The US long-term "sensitive and confidential" plan reveals a number of steps Washington is taking to help Kiev root out corruption and reform some areas.

According to the secret documents, corruption is at a level that could lead Western allies to cut off support for Ukraine against the Russian invasion.

The clear message to Kiev at this stage is that it cannot delay its anti-corruption efforts.

The document warns that the perception of high-level corruption "could undermine the trust of the Ukrainian people and foreign leaders in the government."

There are two versions of the strategy document.

The first is a 22-page document with softer language that the US State Department has publicly released on its website in recent weeks.

The second, secret version, titled "Integrated Country Strategy", is nearly three times as long.

It contains much more detail on US objectives in Ukraine, from privatizing banks to teaching more English in schools and encouraging the military to adopt NATO protocols.

This document (the second version) is reportedly designed to reduce the corruption that plagues many (allied) countries.

Biden administration reluctant to publicly warn Kiev
According to analysts, the quiet unveiling of the strategy and the fact that the tough language was left to the stealth version underscores the difficult messaging situation facing the Biden administration.

Washington wants to pressure Ukraine to stop bribing it, because it is American money at stake.

But speaking too loudly on the issue could embolden those who oppose US aid to Ukraine, many of them Republican lawmakers who have tried to block it.

Western experts also believe that a perceived weakening of American support for Kiev could make more European countries think twice about helping Ukraine.

Chronic corruption in Ukraine has long plagued US officials from the bottom to the top, all the way up to President Biden.

But the issue has become less important since Russia's invasion in February 2022, which Biden characterized as a "war of true democracy against autocracy."

For months, US experts say, the Biden team was content with a cursory mention of corruption.

This was because they wanted to show solidarity with Kiev and avoid further backlash from some Republican lawmakers who criticized US military and economic aid to Ukraine.

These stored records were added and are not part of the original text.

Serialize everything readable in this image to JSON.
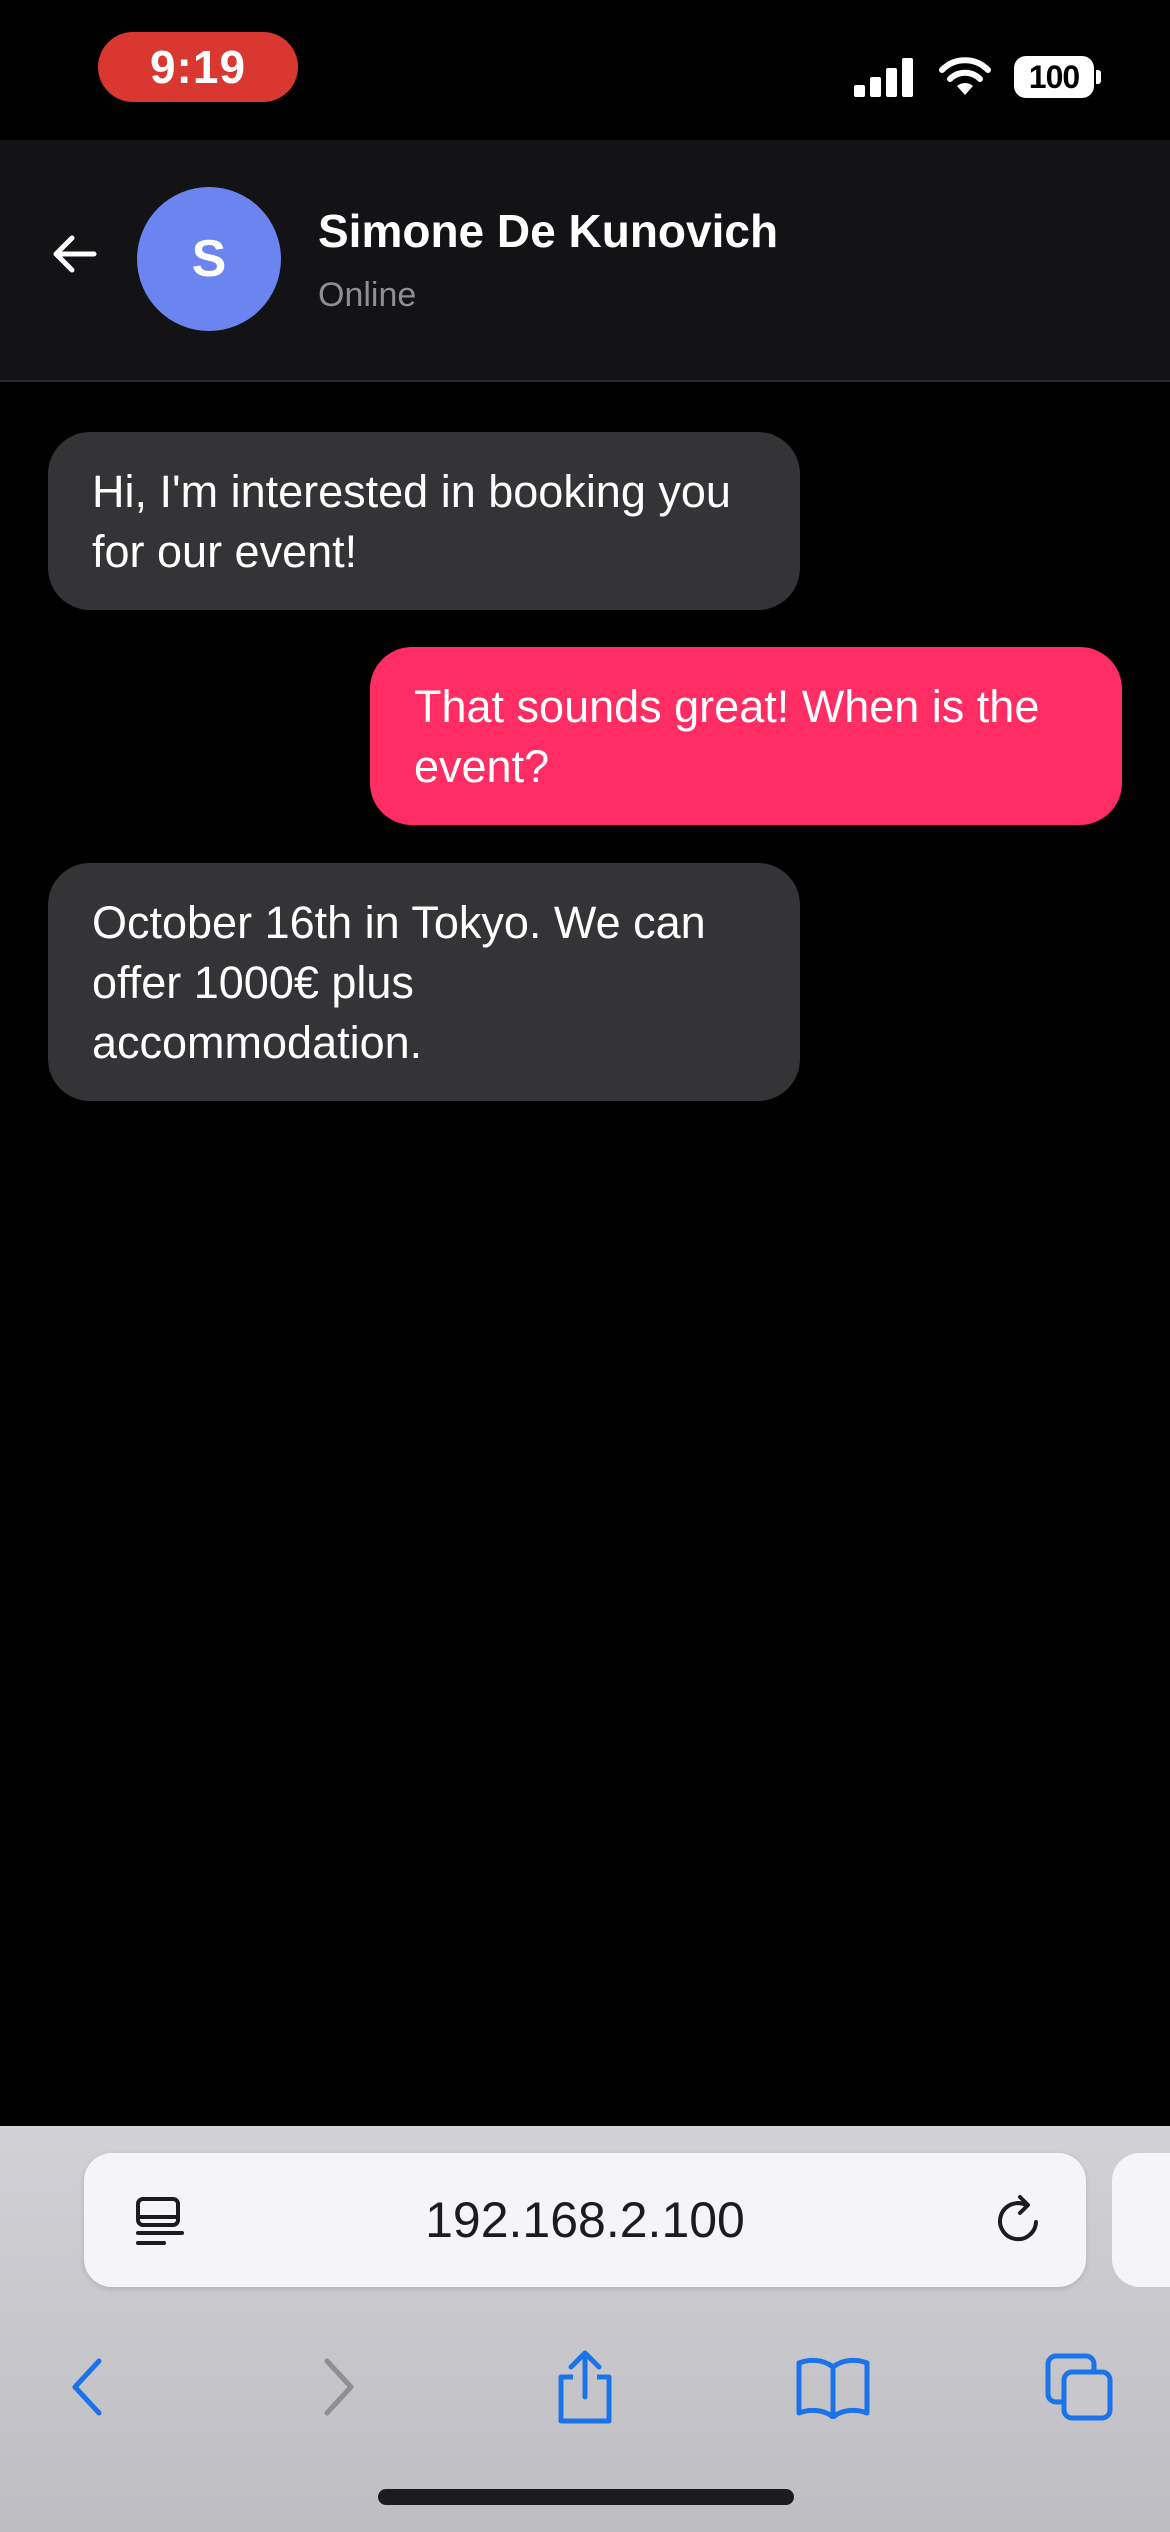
{
  "status_bar": {
    "time": "9:19",
    "battery_level": "100",
    "icons": [
      "cellular-signal-icon",
      "wifi-icon",
      "battery-icon"
    ]
  },
  "chat_header": {
    "contact_name": "Simone De Kunovich",
    "contact_status": "Online",
    "avatar_initial": "S",
    "avatar_color": "#6b84f0",
    "back_icon": "arrow-left-icon"
  },
  "messages": [
    {
      "direction": "received",
      "text": "Hi, I'm interested in booking you for our event!"
    },
    {
      "direction": "sent",
      "text": "That sounds great! When is the event?"
    },
    {
      "direction": "received",
      "text": "October 16th in Tokyo. We can offer 1000€ plus accommodation."
    }
  ],
  "colors": {
    "background": "#000000",
    "header": "#131215",
    "received_bubble": "#343336",
    "sent_bubble": "#ff2d63",
    "status_time_pill": "#d9372f",
    "browser_accent": "#1a73e8"
  },
  "browser": {
    "url": "192.168.2.100",
    "page_icon": "page-menu-icon",
    "reload_icon": "reload-icon",
    "toolbar": [
      "back-icon",
      "forward-icon",
      "share-icon",
      "bookmarks-icon",
      "tabs-icon"
    ]
  }
}
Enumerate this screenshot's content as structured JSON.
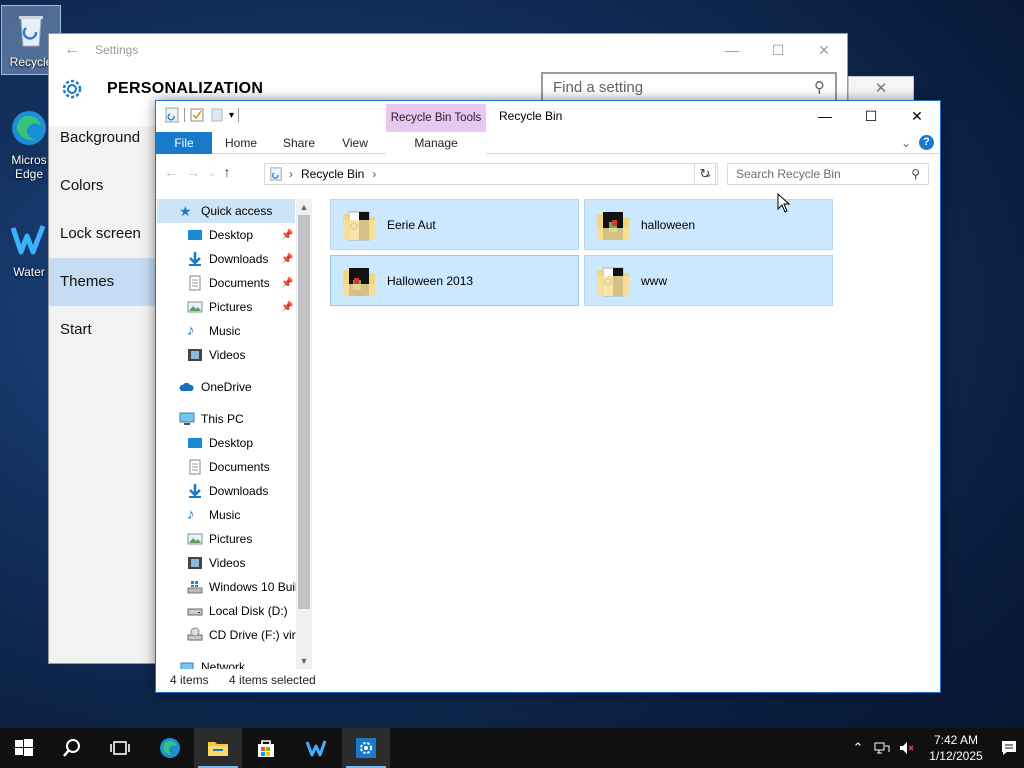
{
  "desktop": {
    "icons": [
      {
        "label": "Recycle"
      },
      {
        "label": "Micros Edge"
      },
      {
        "label": "Water"
      }
    ]
  },
  "settings": {
    "window_title": "Settings",
    "page_title": "PERSONALIZATION",
    "search_placeholder": "Find a setting",
    "nav": [
      {
        "label": "Background"
      },
      {
        "label": "Colors"
      },
      {
        "label": "Lock screen"
      },
      {
        "label": "Themes"
      },
      {
        "label": "Start"
      }
    ]
  },
  "explorer": {
    "tools_tab": "Recycle Bin Tools",
    "title": "Recycle Bin",
    "ribbon_tabs": {
      "file": "File",
      "home": "Home",
      "share": "Share",
      "view": "View",
      "manage": "Manage"
    },
    "address": {
      "crumb": "Recycle Bin"
    },
    "search_placeholder": "Search Recycle Bin",
    "nav_pane": {
      "quick_access": "Quick access",
      "quick_items": [
        "Desktop",
        "Downloads",
        "Documents",
        "Pictures",
        "Music",
        "Videos"
      ],
      "onedrive": "OneDrive",
      "this_pc": "This PC",
      "pc_items": [
        "Desktop",
        "Documents",
        "Downloads",
        "Music",
        "Pictures",
        "Videos",
        "Windows 10 Buil",
        "Local Disk (D:)",
        "CD Drive (F:) virt"
      ],
      "network": "Network"
    },
    "items": [
      {
        "name": "Eerie Aut"
      },
      {
        "name": "halloween"
      },
      {
        "name": "Halloween 2013"
      },
      {
        "name": "www"
      }
    ],
    "status": {
      "count": "4 items",
      "selected": "4 items selected"
    }
  },
  "taskbar": {
    "time": "7:42 AM",
    "date": "1/12/2025"
  },
  "colors": {
    "accent": "#1979ca",
    "selection": "#cce8ff",
    "tools_tab": "#e8c8f0"
  }
}
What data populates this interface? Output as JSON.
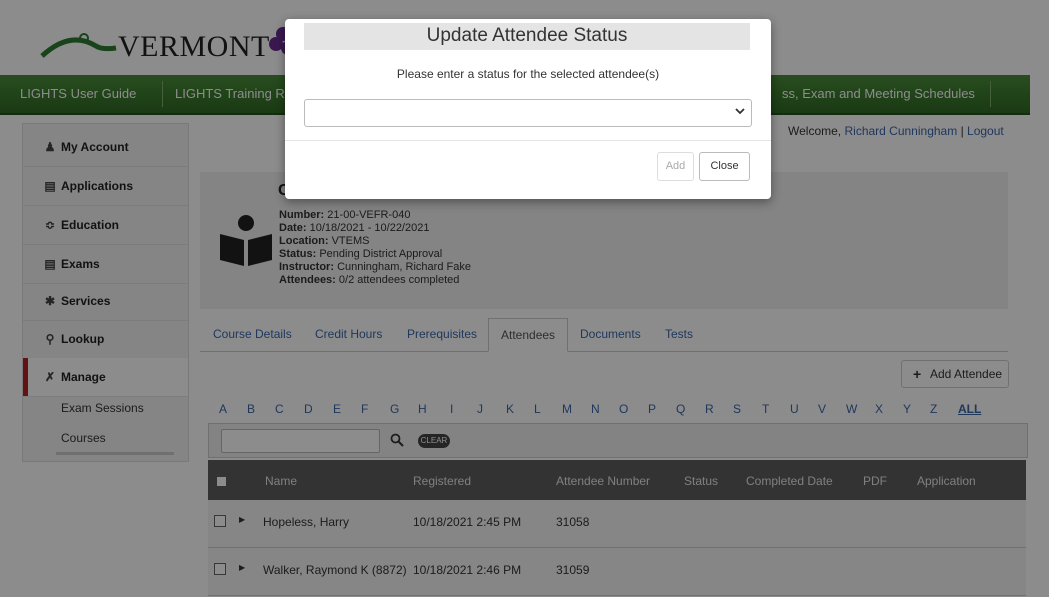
{
  "header": {
    "logo_text": "VERMONT",
    "nav": [
      "LIGHTS User Guide",
      "LIGHTS Training R",
      "ss, Exam and Meeting Schedules"
    ]
  },
  "sidebar": {
    "items": [
      {
        "label": "My Account",
        "icon": "person-icon"
      },
      {
        "label": "Applications",
        "icon": "form-icon"
      },
      {
        "label": "Education",
        "icon": "graduation-cap-icon"
      },
      {
        "label": "Exams",
        "icon": "form-icon"
      },
      {
        "label": "Services",
        "icon": "star-icon"
      },
      {
        "label": "Lookup",
        "icon": "search-icon"
      },
      {
        "label": "Manage",
        "icon": "wrench-icon"
      }
    ],
    "subitems": [
      "Exam Sessions",
      "Courses"
    ]
  },
  "welcome": {
    "prefix": "Welcome,",
    "user": "Richard Cunningham",
    "sep": "|",
    "logout": "Logout"
  },
  "course": {
    "title_initial": "C",
    "info": [
      {
        "label": "Number:",
        "value": "21-00-VEFR-040"
      },
      {
        "label": "Date:",
        "value": "10/18/2021 - 10/22/2021"
      },
      {
        "label": "Location:",
        "value": "VTEMS"
      },
      {
        "label": "Status:",
        "value": "Pending District Approval"
      },
      {
        "label": "Instructor:",
        "value": "Cunningham, Richard Fake"
      },
      {
        "label": "Attendees:",
        "value": "0/2 attendees completed"
      }
    ]
  },
  "tabs": [
    "Course Details",
    "Credit Hours",
    "Prerequisites",
    "Attendees",
    "Documents",
    "Tests"
  ],
  "active_tab": "Attendees",
  "add_attendee_label": "Add Attendee",
  "alphabet": [
    "A",
    "B",
    "C",
    "D",
    "E",
    "F",
    "G",
    "H",
    "I",
    "J",
    "K",
    "L",
    "M",
    "N",
    "O",
    "P",
    "Q",
    "R",
    "S",
    "T",
    "U",
    "V",
    "W",
    "X",
    "Y",
    "Z",
    "ALL"
  ],
  "clear_label": "CLEAR",
  "table": {
    "headers": [
      "Name",
      "Registered",
      "Attendee Number",
      "Status",
      "Completed Date",
      "PDF",
      "Application"
    ],
    "rows": [
      {
        "name": "Hopeless, Harry",
        "registered": "10/18/2021 2:45 PM",
        "number": "31058"
      },
      {
        "name": "Walker, Raymond K (8872)",
        "registered": "10/18/2021 2:46 PM",
        "number": "31059"
      }
    ]
  },
  "modal": {
    "title": "Update Attendee Status",
    "message": "Please enter a status for the selected attendee(s)",
    "select_value": "",
    "add_label": "Add",
    "close_label": "Close"
  },
  "colors": {
    "nav_green": "#3d7a2f",
    "link_blue": "#3a66a8",
    "active_red": "#b22222"
  }
}
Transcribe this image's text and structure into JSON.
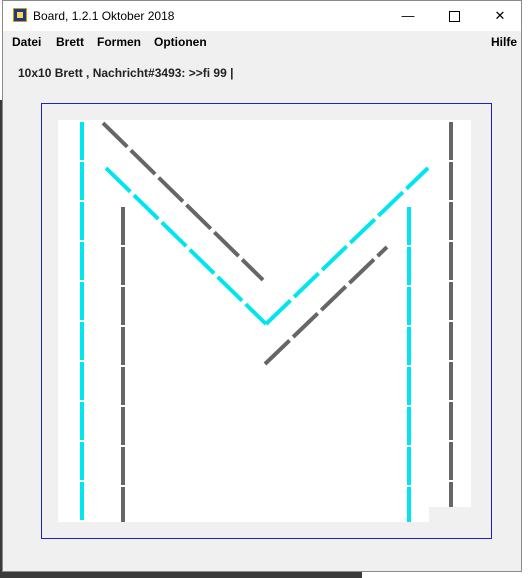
{
  "window": {
    "title": "Board, 1.2.1 Oktober 2018",
    "controls": {
      "minimize": "—",
      "close": "✕"
    }
  },
  "menu": {
    "datei": "Datei",
    "brett": "Brett",
    "formen": "Formen",
    "optionen": "Optionen",
    "hilfe": "Hilfe"
  },
  "status": {
    "text": "10x10 Brett , Nachricht#3493: >>fi 99 |"
  },
  "board": {
    "colors": {
      "cyan": "#00e5ee",
      "gray": "#666666",
      "frame": "#2020c0"
    }
  }
}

Ukrainian President Vladimir Zelensky has recently sought to reassure the United States and Europe by dismissing several top defense officials as part of a crackdown on alleged corruption.